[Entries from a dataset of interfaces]
# # #

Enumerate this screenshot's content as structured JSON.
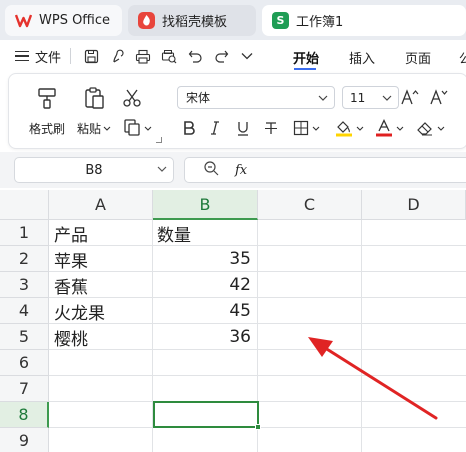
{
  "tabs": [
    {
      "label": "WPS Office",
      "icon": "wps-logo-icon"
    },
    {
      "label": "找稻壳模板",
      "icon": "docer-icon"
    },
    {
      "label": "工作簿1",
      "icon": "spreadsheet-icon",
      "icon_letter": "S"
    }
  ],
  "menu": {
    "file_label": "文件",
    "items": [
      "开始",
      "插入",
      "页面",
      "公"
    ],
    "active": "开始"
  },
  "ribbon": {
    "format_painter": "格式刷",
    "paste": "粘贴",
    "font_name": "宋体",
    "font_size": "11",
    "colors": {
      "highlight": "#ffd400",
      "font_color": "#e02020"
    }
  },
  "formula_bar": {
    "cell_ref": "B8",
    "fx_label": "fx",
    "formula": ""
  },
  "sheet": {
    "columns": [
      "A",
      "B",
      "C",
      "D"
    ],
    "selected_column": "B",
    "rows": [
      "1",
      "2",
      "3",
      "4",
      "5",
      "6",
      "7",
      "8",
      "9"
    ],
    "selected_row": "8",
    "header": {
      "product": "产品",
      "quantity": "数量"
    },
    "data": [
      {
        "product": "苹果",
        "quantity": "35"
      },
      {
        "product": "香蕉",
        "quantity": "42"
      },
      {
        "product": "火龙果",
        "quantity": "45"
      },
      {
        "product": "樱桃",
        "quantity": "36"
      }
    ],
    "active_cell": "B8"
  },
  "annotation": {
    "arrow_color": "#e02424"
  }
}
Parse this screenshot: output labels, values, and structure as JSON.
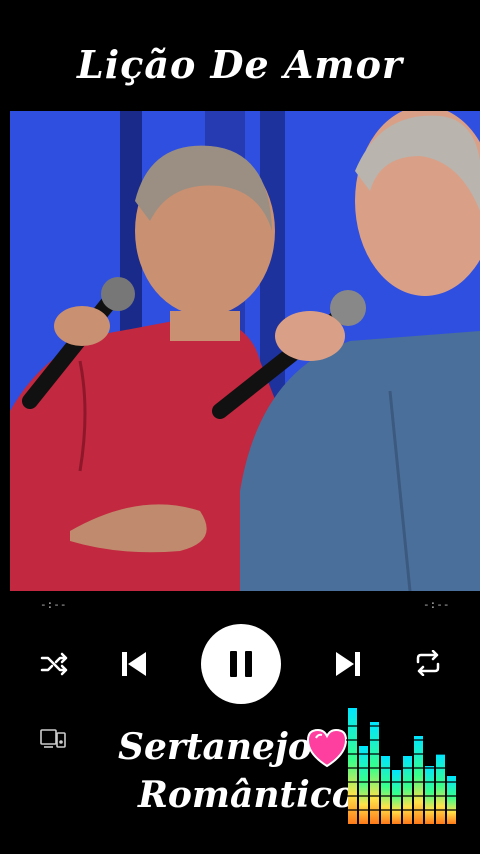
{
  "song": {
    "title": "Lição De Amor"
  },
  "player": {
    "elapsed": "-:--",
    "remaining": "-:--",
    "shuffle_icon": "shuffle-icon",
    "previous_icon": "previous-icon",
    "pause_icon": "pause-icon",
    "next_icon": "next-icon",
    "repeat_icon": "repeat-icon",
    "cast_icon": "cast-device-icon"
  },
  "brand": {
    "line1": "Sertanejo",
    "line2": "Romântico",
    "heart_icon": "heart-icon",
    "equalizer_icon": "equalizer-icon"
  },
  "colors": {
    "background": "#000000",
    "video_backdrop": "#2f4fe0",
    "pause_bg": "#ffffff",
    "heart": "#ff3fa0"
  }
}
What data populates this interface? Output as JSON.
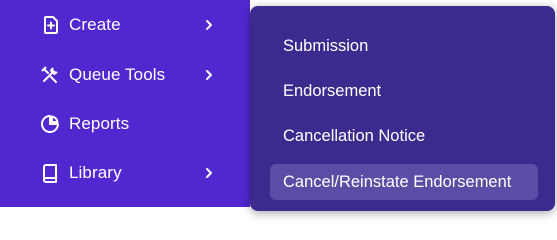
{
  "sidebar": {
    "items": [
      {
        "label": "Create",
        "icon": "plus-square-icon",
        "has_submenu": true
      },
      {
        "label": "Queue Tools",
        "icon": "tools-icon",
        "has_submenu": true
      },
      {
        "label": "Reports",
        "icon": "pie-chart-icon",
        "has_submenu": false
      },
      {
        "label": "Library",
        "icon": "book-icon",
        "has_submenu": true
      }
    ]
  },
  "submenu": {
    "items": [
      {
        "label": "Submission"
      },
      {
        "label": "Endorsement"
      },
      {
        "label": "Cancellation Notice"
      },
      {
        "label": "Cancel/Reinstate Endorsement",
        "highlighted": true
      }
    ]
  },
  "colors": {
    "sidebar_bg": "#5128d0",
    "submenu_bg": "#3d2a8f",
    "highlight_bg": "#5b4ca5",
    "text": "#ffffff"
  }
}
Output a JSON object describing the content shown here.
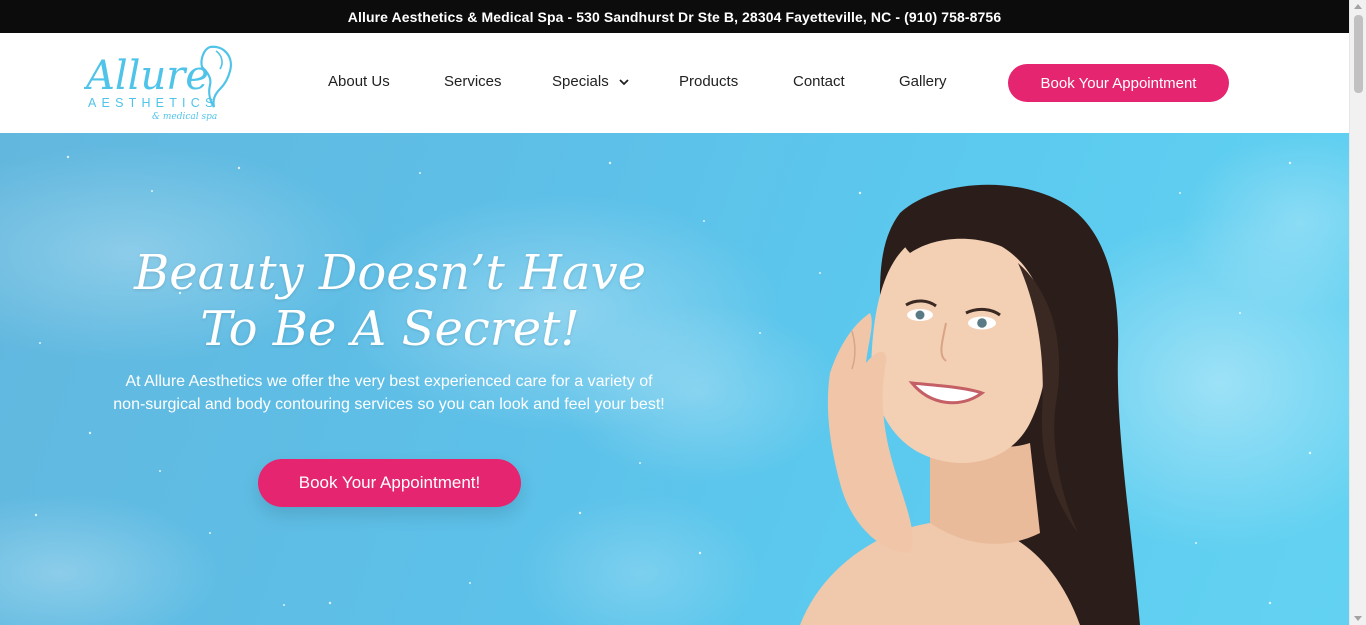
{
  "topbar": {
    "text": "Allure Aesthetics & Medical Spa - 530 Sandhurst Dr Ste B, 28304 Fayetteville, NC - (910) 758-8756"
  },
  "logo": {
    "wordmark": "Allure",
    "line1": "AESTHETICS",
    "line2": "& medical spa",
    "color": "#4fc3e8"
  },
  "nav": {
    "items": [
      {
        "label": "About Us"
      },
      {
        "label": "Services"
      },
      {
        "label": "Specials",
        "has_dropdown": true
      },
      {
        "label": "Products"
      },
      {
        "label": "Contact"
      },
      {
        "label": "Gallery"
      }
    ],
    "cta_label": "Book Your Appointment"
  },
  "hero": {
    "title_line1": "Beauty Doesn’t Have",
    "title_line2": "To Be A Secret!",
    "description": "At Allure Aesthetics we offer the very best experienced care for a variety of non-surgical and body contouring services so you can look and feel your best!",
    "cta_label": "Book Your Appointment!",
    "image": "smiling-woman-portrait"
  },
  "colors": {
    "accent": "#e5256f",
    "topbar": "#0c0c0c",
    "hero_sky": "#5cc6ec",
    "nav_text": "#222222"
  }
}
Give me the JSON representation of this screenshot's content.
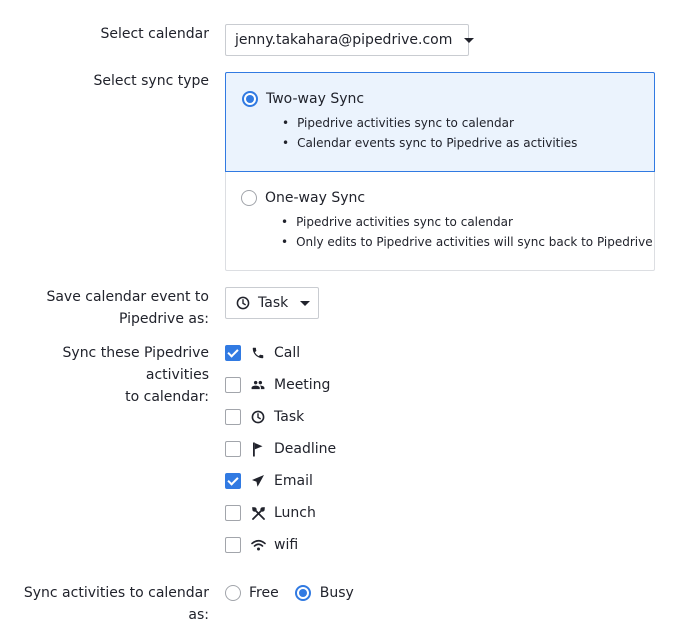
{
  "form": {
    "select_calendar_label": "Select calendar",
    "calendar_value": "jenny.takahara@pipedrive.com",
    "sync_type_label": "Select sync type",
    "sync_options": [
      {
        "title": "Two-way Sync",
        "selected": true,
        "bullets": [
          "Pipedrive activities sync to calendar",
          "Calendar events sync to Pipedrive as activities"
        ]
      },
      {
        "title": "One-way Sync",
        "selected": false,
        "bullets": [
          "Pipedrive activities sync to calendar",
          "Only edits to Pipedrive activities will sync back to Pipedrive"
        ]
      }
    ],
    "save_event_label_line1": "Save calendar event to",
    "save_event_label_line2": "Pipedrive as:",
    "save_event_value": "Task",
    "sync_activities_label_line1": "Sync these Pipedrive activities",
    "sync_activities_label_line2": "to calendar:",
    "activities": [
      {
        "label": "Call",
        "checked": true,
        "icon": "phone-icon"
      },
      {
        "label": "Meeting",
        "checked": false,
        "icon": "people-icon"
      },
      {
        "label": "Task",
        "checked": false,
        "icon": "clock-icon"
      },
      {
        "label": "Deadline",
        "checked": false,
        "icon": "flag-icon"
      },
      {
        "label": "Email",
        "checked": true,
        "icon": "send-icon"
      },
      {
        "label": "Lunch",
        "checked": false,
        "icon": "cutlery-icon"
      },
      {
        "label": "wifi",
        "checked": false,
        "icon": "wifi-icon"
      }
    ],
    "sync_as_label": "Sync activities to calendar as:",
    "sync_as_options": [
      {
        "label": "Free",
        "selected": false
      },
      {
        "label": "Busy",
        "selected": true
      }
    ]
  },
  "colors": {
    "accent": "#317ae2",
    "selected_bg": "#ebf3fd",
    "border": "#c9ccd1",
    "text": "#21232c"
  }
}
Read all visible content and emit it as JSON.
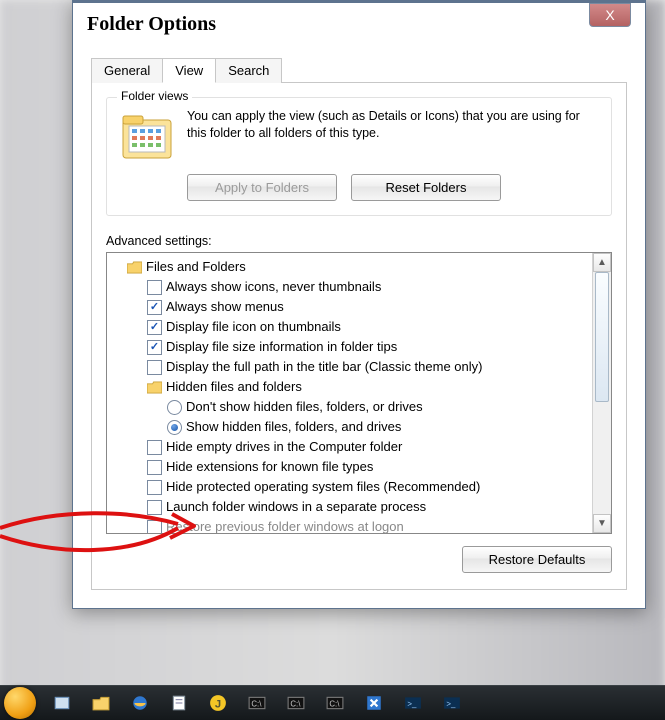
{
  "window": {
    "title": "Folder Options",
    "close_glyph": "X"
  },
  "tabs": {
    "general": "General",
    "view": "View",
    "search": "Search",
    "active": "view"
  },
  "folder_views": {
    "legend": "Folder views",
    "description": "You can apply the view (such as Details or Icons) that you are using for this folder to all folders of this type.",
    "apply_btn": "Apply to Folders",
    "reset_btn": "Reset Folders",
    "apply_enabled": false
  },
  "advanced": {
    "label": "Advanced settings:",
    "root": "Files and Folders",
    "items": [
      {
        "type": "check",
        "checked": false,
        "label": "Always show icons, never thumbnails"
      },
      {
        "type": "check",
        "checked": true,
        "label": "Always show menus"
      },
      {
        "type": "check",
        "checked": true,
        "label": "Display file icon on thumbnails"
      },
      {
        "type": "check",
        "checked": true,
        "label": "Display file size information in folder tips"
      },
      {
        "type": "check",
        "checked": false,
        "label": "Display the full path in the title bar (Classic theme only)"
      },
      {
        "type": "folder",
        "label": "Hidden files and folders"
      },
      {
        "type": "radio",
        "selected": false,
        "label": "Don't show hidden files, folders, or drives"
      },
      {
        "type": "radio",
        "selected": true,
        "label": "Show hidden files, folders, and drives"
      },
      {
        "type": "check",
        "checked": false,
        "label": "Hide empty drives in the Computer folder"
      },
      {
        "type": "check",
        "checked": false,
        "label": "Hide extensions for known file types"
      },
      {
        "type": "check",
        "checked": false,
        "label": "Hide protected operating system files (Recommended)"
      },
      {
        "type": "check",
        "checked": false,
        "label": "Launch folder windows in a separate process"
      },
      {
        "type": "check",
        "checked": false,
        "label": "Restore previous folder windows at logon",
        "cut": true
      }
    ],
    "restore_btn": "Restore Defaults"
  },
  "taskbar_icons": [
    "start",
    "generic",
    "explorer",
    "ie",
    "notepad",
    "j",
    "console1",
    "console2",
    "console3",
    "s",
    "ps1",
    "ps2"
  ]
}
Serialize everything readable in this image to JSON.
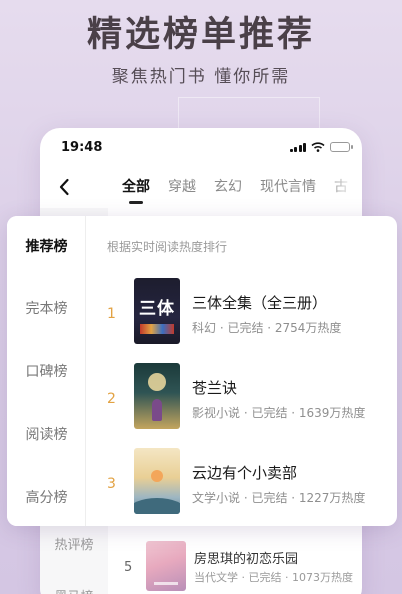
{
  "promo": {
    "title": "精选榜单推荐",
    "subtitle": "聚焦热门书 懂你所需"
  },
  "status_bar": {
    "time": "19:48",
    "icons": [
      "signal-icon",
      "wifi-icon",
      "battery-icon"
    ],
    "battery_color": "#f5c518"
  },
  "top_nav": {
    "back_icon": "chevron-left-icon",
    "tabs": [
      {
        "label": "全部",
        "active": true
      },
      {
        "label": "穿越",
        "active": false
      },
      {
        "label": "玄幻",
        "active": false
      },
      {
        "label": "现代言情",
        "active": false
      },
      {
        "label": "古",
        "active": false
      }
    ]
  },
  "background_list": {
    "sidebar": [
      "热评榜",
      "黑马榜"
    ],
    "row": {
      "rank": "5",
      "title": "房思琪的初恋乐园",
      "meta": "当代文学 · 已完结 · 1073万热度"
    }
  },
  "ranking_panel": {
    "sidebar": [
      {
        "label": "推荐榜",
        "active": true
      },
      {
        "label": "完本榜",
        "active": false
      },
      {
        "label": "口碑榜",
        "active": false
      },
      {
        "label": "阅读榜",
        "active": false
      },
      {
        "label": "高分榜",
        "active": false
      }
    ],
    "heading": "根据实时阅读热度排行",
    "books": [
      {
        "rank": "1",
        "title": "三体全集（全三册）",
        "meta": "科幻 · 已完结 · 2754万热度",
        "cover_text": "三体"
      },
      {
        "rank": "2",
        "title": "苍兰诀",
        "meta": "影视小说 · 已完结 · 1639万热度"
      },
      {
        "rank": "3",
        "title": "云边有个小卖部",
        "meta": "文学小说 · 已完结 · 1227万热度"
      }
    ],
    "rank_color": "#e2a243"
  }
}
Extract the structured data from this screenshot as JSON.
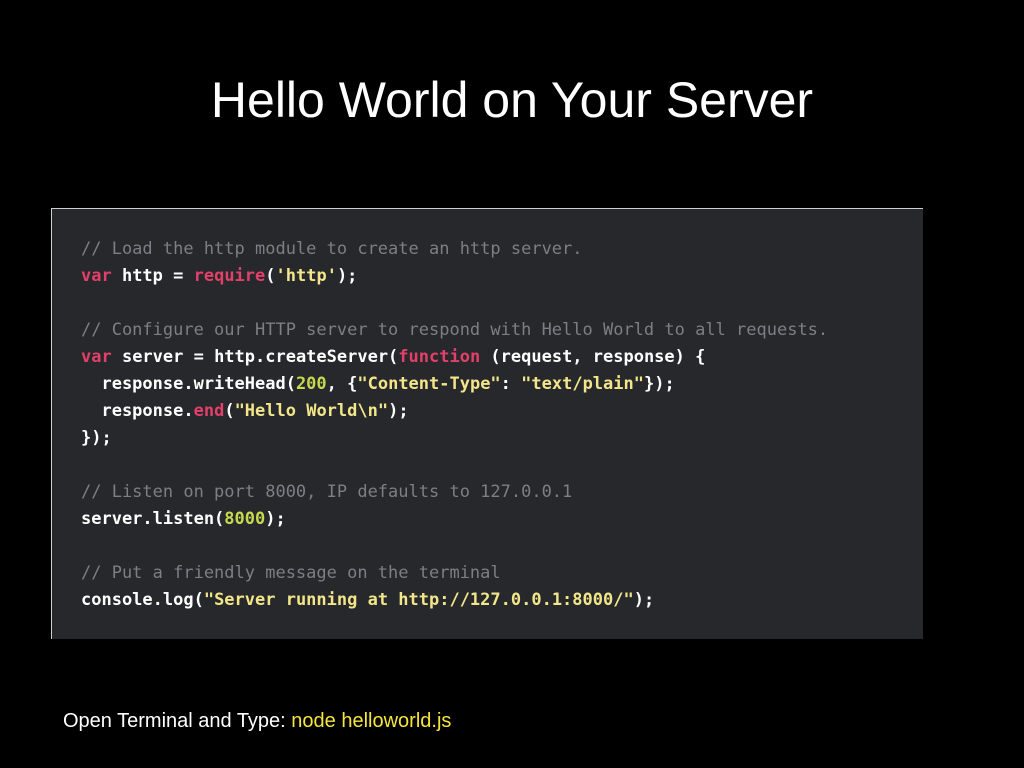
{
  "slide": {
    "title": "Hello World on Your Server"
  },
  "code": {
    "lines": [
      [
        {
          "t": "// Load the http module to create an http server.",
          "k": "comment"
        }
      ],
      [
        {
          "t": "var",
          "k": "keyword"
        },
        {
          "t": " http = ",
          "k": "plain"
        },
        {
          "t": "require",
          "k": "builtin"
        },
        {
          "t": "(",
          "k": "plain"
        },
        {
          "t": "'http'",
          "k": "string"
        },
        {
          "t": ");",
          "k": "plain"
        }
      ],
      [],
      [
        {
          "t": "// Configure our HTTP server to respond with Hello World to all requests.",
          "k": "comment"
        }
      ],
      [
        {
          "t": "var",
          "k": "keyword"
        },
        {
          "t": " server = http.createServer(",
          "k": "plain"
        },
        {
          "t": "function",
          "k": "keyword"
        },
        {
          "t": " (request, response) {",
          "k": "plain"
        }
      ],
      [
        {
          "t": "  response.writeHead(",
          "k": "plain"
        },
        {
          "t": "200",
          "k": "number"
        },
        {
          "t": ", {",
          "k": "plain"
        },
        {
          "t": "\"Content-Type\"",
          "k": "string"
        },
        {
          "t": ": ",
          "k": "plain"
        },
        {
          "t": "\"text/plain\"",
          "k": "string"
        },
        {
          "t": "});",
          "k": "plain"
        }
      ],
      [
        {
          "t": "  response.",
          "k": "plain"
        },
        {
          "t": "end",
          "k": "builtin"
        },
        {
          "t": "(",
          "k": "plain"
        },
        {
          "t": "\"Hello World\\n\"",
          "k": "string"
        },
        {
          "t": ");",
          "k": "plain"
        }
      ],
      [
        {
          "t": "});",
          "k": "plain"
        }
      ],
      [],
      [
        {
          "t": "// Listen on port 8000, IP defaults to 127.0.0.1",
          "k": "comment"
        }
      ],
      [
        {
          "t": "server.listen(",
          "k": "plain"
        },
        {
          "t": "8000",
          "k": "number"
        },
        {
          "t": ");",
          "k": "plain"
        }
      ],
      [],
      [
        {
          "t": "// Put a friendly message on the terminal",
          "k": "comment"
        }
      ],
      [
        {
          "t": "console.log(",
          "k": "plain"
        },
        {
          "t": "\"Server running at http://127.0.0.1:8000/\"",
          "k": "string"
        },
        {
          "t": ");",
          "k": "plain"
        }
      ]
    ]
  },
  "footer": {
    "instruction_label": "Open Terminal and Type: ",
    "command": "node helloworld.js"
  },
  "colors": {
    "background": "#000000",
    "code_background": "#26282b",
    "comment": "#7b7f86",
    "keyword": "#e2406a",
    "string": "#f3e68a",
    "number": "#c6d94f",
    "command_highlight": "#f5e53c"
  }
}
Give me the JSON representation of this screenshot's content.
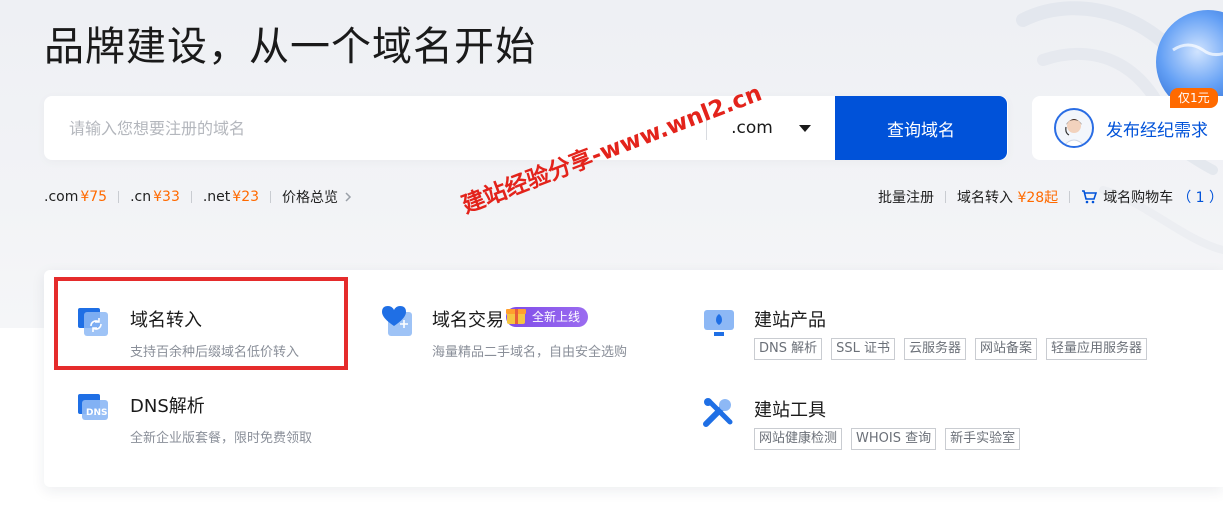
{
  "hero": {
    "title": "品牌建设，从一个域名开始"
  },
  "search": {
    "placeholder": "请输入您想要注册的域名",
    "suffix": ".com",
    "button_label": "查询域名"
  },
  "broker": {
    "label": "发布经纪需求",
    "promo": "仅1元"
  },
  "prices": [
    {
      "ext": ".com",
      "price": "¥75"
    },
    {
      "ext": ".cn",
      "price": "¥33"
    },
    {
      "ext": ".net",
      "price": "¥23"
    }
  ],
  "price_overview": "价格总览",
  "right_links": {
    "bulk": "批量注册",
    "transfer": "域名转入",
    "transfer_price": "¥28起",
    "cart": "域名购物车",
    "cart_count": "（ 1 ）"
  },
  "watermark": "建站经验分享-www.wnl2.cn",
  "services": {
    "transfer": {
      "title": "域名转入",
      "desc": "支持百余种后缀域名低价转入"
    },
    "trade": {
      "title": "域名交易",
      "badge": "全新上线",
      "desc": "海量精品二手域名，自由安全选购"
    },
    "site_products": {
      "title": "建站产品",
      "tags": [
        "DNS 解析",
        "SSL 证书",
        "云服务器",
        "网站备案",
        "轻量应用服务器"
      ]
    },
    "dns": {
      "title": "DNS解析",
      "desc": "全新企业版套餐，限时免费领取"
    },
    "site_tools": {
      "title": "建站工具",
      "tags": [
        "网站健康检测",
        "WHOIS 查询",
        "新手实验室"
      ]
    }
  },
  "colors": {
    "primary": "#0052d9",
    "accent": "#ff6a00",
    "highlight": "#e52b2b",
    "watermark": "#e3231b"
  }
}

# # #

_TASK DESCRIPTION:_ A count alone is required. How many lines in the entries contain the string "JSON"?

_OUTPUT FOR THIS TASK:_ 9